** EXERCISE MATERIAL **
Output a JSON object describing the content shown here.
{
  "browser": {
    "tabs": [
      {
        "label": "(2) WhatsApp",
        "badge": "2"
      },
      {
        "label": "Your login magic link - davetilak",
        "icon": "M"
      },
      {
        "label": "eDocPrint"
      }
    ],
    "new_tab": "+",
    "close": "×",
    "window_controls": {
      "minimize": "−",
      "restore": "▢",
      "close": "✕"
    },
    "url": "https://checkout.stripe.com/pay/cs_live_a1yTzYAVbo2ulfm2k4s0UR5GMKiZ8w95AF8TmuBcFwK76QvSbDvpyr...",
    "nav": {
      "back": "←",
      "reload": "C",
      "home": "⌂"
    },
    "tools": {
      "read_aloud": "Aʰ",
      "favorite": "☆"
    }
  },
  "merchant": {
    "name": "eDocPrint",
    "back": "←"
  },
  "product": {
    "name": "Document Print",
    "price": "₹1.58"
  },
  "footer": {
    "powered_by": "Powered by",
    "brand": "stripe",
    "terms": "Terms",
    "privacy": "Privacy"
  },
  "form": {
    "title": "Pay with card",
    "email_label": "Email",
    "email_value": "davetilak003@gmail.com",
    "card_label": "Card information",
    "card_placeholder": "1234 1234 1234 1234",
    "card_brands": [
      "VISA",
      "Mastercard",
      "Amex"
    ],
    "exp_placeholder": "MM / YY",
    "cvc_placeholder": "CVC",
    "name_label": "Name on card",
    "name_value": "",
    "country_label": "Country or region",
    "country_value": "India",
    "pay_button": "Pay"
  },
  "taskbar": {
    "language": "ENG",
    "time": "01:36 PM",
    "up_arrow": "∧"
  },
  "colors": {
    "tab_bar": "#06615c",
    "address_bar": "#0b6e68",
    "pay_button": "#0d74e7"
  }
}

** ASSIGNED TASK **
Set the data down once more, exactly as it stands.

** SOLUTION TO THE EXERCISE **
Output a JSON object describing the content shown here.
{
  "browser": {
    "tabs": [
      {
        "label": "(2) WhatsApp",
        "badge": "2"
      },
      {
        "label": "Your login magic link - davetilak",
        "icon": "M"
      },
      {
        "label": "eDocPrint"
      }
    ],
    "new_tab": "+",
    "close": "×",
    "window_controls": {
      "minimize": "−",
      "restore": "▢",
      "close": "✕"
    },
    "url": "https://checkout.stripe.com/pay/cs_live_a1yTzYAVbo2ulfm2k4s0UR5GMKiZ8w95AF8TmuBcFwK76QvSbDvpyr...",
    "nav": {
      "back": "←",
      "reload": "C",
      "home": "⌂"
    },
    "tools": {
      "read_aloud": "Aʰ",
      "favorite": "☆"
    }
  },
  "merchant": {
    "name": "eDocPrint",
    "back": "←"
  },
  "product": {
    "name": "Document Print",
    "price": "₹1.58"
  },
  "footer": {
    "powered_by": "Powered by",
    "brand": "stripe",
    "terms": "Terms",
    "privacy": "Privacy"
  },
  "form": {
    "title": "Pay with card",
    "email_label": "Email",
    "email_value": "davetilak003@gmail.com",
    "card_label": "Card information",
    "card_placeholder": "1234 1234 1234 1234",
    "card_brands": [
      "VISA",
      "Mastercard",
      "Amex"
    ],
    "exp_placeholder": "MM / YY",
    "cvc_placeholder": "CVC",
    "name_label": "Name on card",
    "name_value": "",
    "country_label": "Country or region",
    "country_value": "India",
    "pay_button": "Pay"
  },
  "taskbar": {
    "language": "ENG",
    "time": "01:36 PM",
    "up_arrow": "∧"
  },
  "colors": {
    "tab_bar": "#06615c",
    "address_bar": "#0b6e68",
    "pay_button": "#0d74e7"
  }
}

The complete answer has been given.